* _EXERCISE BRIEF_
Below are the entries; return every line among them that holds the word "advisorded".

Stored data entries
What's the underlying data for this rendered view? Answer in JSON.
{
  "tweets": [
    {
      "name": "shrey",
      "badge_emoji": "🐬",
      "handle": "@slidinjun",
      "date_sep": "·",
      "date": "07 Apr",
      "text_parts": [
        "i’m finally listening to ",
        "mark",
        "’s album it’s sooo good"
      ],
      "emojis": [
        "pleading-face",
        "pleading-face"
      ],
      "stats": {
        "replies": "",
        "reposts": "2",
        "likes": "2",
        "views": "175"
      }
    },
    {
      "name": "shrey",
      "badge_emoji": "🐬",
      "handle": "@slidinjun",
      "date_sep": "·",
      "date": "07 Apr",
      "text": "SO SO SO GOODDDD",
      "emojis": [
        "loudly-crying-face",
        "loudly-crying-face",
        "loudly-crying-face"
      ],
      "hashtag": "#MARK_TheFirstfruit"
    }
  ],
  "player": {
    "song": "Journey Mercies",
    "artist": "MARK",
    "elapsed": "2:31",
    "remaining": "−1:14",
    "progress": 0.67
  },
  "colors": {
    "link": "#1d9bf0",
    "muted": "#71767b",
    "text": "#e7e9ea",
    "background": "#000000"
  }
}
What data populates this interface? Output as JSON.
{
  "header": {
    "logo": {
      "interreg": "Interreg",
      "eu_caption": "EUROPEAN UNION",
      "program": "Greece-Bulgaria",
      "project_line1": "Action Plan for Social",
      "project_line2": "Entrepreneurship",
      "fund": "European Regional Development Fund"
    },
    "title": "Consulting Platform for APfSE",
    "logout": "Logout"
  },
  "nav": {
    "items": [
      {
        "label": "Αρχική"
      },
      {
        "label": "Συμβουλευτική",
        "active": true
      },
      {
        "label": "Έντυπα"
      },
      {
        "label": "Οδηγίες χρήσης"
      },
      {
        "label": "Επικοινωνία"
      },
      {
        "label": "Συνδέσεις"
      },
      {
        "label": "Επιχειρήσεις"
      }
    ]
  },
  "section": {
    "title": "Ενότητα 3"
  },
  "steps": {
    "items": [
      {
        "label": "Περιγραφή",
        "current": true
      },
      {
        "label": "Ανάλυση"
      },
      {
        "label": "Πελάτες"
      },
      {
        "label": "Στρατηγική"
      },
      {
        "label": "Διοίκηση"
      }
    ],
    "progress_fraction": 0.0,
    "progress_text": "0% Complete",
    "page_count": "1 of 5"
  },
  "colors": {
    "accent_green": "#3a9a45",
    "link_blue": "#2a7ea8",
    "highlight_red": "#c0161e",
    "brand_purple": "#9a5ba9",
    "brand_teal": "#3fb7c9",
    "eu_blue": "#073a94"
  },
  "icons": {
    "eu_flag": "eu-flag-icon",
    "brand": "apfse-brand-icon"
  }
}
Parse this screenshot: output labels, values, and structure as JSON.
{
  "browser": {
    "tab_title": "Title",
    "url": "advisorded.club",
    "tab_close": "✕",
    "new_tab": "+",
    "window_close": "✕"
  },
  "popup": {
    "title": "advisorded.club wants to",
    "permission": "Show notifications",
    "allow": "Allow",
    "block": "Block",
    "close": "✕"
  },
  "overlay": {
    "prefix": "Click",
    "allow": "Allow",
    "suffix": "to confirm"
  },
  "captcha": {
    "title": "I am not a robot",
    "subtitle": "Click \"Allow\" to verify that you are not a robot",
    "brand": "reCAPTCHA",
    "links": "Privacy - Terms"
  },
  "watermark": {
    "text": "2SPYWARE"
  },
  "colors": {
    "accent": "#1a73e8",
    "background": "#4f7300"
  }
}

* _WRITTEN RESPONSE_
    "url": "advisorded.club",
    "title": "advisorded.club wants to",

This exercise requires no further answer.